(BRIEF):
Every record here needs to be retyped exactly.

Extracted data entries:
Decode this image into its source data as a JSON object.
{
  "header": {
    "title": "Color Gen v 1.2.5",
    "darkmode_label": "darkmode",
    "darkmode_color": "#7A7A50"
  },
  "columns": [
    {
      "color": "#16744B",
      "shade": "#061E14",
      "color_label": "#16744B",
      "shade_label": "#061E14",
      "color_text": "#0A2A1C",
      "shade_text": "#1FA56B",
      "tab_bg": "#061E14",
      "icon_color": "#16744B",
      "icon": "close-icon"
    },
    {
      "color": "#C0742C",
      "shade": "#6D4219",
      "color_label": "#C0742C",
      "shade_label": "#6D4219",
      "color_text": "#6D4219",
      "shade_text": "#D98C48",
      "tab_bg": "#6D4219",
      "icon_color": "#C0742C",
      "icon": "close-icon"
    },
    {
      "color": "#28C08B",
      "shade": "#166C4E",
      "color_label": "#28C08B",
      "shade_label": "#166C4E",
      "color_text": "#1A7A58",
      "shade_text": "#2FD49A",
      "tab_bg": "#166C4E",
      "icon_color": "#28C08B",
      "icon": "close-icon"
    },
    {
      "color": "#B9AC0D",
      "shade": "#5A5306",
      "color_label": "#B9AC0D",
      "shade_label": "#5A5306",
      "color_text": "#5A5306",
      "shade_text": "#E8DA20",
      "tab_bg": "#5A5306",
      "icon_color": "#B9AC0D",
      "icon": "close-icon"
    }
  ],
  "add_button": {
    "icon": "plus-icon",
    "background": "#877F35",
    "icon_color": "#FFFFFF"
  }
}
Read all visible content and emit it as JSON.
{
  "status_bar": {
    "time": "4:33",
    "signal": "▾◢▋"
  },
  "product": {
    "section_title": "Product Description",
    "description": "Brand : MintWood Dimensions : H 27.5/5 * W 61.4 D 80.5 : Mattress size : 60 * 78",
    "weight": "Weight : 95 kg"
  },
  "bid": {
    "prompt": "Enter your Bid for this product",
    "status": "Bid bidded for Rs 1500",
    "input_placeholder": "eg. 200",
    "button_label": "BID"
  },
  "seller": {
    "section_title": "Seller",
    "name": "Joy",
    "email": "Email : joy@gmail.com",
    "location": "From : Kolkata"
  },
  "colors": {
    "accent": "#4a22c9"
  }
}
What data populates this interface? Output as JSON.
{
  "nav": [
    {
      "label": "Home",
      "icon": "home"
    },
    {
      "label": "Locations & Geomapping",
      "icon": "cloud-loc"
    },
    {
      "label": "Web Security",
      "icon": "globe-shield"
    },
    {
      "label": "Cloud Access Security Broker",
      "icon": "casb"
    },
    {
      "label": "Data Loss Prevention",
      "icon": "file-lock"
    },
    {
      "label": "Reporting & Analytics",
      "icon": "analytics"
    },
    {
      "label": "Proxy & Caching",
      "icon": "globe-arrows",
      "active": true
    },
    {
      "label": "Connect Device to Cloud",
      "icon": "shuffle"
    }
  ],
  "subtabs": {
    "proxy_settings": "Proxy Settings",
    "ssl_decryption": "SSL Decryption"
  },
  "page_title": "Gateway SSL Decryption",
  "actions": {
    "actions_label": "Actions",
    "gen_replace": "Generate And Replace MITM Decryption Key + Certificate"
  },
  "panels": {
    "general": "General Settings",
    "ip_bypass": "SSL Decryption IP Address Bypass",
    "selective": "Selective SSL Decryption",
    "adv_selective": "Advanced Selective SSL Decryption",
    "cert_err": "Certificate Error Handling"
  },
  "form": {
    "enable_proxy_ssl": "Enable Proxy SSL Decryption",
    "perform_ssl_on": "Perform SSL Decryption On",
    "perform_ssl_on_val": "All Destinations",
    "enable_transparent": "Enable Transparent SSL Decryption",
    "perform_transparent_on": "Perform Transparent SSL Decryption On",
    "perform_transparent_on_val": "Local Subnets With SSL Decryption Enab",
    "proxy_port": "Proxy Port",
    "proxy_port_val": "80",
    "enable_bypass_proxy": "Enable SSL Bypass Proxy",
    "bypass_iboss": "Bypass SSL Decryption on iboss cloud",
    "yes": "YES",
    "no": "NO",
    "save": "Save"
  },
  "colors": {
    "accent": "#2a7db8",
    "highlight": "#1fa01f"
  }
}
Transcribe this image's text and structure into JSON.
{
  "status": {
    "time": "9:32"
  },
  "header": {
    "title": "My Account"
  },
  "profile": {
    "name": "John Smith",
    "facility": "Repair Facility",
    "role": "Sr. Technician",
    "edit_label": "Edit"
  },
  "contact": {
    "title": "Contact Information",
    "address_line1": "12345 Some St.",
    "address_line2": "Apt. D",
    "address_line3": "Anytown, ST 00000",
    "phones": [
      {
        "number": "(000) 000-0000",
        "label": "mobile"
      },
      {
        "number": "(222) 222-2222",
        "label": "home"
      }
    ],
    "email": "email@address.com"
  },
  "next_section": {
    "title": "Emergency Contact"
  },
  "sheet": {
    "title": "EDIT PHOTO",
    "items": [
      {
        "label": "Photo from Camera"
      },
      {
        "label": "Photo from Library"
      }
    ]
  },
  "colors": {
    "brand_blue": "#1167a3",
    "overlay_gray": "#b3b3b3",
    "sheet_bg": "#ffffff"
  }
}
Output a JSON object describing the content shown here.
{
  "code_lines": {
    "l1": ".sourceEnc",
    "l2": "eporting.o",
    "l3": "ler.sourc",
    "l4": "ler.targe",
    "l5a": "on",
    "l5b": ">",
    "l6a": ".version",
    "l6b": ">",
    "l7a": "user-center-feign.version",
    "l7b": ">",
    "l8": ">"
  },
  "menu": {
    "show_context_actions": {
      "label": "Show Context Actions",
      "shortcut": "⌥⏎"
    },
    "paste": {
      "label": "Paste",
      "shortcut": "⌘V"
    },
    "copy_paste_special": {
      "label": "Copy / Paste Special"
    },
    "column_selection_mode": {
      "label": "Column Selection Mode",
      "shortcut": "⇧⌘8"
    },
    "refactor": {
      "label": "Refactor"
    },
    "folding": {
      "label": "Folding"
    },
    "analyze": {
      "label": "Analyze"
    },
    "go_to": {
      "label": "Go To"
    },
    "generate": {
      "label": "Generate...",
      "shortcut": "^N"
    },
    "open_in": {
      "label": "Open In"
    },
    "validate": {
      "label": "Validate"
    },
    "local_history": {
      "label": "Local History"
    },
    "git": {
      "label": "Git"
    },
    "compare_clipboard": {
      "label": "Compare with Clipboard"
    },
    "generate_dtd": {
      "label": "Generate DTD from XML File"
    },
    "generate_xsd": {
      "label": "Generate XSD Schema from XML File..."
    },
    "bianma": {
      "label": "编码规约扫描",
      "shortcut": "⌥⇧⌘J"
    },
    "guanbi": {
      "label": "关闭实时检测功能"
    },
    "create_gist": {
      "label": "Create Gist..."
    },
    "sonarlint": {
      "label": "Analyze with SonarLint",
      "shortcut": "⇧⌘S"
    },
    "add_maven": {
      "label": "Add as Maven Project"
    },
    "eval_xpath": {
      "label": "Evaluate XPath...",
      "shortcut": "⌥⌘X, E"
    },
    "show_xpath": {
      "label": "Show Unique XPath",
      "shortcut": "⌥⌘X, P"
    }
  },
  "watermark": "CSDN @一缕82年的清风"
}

(EXPECTED ANSWER):
Decode this image into its source data as a JSON object.
{
  "header": {
    "title": "Color Gen v 1.2.5",
    "darkmode_label": "darkmode",
    "darkmode_color": "#7A7A50"
  },
  "columns": [
    {
      "color": "#16744B",
      "shade": "#061E14",
      "color_label": "#16744B",
      "shade_label": "#061E14",
      "color_text": "#0A2A1C",
      "shade_text": "#1FA56B",
      "tab_bg": "#061E14",
      "icon_color": "#16744B",
      "icon": "close-icon"
    },
    {
      "color": "#C0742C",
      "shade": "#6D4219",
      "color_label": "#C0742C",
      "shade_label": "#6D4219",
      "color_text": "#6D4219",
      "shade_text": "#D98C48",
      "tab_bg": "#6D4219",
      "icon_color": "#C0742C",
      "icon": "close-icon"
    },
    {
      "color": "#28C08B",
      "shade": "#166C4E",
      "color_label": "#28C08B",
      "shade_label": "#166C4E",
      "color_text": "#1A7A58",
      "shade_text": "#2FD49A",
      "tab_bg": "#166C4E",
      "icon_color": "#28C08B",
      "icon": "close-icon"
    },
    {
      "color": "#B9AC0D",
      "shade": "#5A5306",
      "color_label": "#B9AC0D",
      "shade_label": "#5A5306",
      "color_text": "#5A5306",
      "shade_text": "#E8DA20",
      "tab_bg": "#5A5306",
      "icon_color": "#B9AC0D",
      "icon": "close-icon"
    }
  ],
  "add_button": {
    "icon": "plus-icon",
    "background": "#877F35",
    "icon_color": "#FFFFFF"
  }
}
Read all visible content and emit it as JSON.
{
  "status_bar": {
    "time": "4:33",
    "signal": "▾◢▋"
  },
  "product": {
    "section_title": "Product Description",
    "description": "Brand : MintWood Dimensions : H 27.5/5 * W 61.4 D 80.5 : Mattress size : 60 * 78",
    "weight": "Weight : 95 kg"
  },
  "bid": {
    "prompt": "Enter your Bid for this product",
    "status": "Bid bidded for Rs 1500",
    "input_placeholder": "eg. 200",
    "button_label": "BID"
  },
  "seller": {
    "section_title": "Seller",
    "name": "Joy",
    "email": "Email : joy@gmail.com",
    "location": "From : Kolkata"
  },
  "colors": {
    "accent": "#4a22c9"
  }
}
What data populates this interface? Output as JSON.
{
  "nav": [
    {
      "label": "Home",
      "icon": "home"
    },
    {
      "label": "Locations & Geomapping",
      "icon": "cloud-loc"
    },
    {
      "label": "Web Security",
      "icon": "globe-shield"
    },
    {
      "label": "Cloud Access Security Broker",
      "icon": "casb"
    },
    {
      "label": "Data Loss Prevention",
      "icon": "file-lock"
    },
    {
      "label": "Reporting & Analytics",
      "icon": "analytics"
    },
    {
      "label": "Proxy & Caching",
      "icon": "globe-arrows",
      "active": true
    },
    {
      "label": "Connect Device to Cloud",
      "icon": "shuffle"
    }
  ],
  "subtabs": {
    "proxy_settings": "Proxy Settings",
    "ssl_decryption": "SSL Decryption"
  },
  "page_title": "Gateway SSL Decryption",
  "actions": {
    "actions_label": "Actions",
    "gen_replace": "Generate And Replace MITM Decryption Key + Certificate"
  },
  "panels": {
    "general": "General Settings",
    "ip_bypass": "SSL Decryption IP Address Bypass",
    "selective": "Selective SSL Decryption",
    "adv_selective": "Advanced Selective SSL Decryption",
    "cert_err": "Certificate Error Handling"
  },
  "form": {
    "enable_proxy_ssl": "Enable Proxy SSL Decryption",
    "perform_ssl_on": "Perform SSL Decryption On",
    "perform_ssl_on_val": "All Destinations",
    "enable_transparent": "Enable Transparent SSL Decryption",
    "perform_transparent_on": "Perform Transparent SSL Decryption On",
    "perform_transparent_on_val": "Local Subnets With SSL Decryption Enab",
    "proxy_port": "Proxy Port",
    "proxy_port_val": "80",
    "enable_bypass_proxy": "Enable SSL Bypass Proxy",
    "bypass_iboss": "Bypass SSL Decryption on iboss cloud",
    "yes": "YES",
    "no": "NO",
    "save": "Save"
  },
  "colors": {
    "accent": "#2a7db8",
    "highlight": "#1fa01f"
  }
}
Transcribe this image's text and structure into JSON.
{
  "status": {
    "time": "9:32"
  },
  "header": {
    "title": "My Account"
  },
  "profile": {
    "name": "John Smith",
    "facility": "Repair Facility",
    "role": "Sr. Technician",
    "edit_label": "Edit"
  },
  "contact": {
    "title": "Contact Information",
    "address_line1": "12345 Some St.",
    "address_line2": "Apt. D",
    "address_line3": "Anytown, ST 00000",
    "phones": [
      {
        "number": "(000) 000-0000",
        "label": "mobile"
      },
      {
        "number": "(222) 222-2222",
        "label": "home"
      }
    ],
    "email": "email@address.com"
  },
  "next_section": {
    "title": "Emergency Contact"
  },
  "sheet": {
    "title": "EDIT PHOTO",
    "items": [
      {
        "label": "Photo from Camera"
      },
      {
        "label": "Photo from Library"
      }
    ]
  },
  "colors": {
    "brand_blue": "#1167a3",
    "overlay_gray": "#b3b3b3",
    "sheet_bg": "#ffffff"
  }
}
Output a JSON object describing the content shown here.
{
  "code_lines": {
    "l1": ".sourceEnc",
    "l2": "eporting.o",
    "l3": "ler.sourc",
    "l4": "ler.targe",
    "l5a": "on",
    "l5b": ">",
    "l6a": ".version",
    "l6b": ">",
    "l7a": "user-center-feign.version",
    "l7b": ">",
    "l8": ">"
  },
  "menu": {
    "show_context_actions": {
      "label": "Show Context Actions",
      "shortcut": "⌥⏎"
    },
    "paste": {
      "label": "Paste",
      "shortcut": "⌘V"
    },
    "copy_paste_special": {
      "label": "Copy / Paste Special"
    },
    "column_selection_mode": {
      "label": "Column Selection Mode",
      "shortcut": "⇧⌘8"
    },
    "refactor": {
      "label": "Refactor"
    },
    "folding": {
      "label": "Folding"
    },
    "analyze": {
      "label": "Analyze"
    },
    "go_to": {
      "label": "Go To"
    },
    "generate": {
      "label": "Generate...",
      "shortcut": "^N"
    },
    "open_in": {
      "label": "Open In"
    },
    "validate": {
      "label": "Validate"
    },
    "local_history": {
      "label": "Local History"
    },
    "git": {
      "label": "Git"
    },
    "compare_clipboard": {
      "label": "Compare with Clipboard"
    },
    "generate_dtd": {
      "label": "Generate DTD from XML File"
    },
    "generate_xsd": {
      "label": "Generate XSD Schema from XML File..."
    },
    "bianma": {
      "label": "编码规约扫描",
      "shortcut": "⌥⇧⌘J"
    },
    "guanbi": {
      "label": "关闭实时检测功能"
    },
    "create_gist": {
      "label": "Create Gist..."
    },
    "sonarlint": {
      "label": "Analyze with SonarLint",
      "shortcut": "⇧⌘S"
    },
    "add_maven": {
      "label": "Add as Maven Project"
    },
    "eval_xpath": {
      "label": "Evaluate XPath...",
      "shortcut": "⌥⌘X, E"
    },
    "show_xpath": {
      "label": "Show Unique XPath",
      "shortcut": "⌥⌘X, P"
    }
  },
  "watermark": "CSDN @一缕82年的清风"
}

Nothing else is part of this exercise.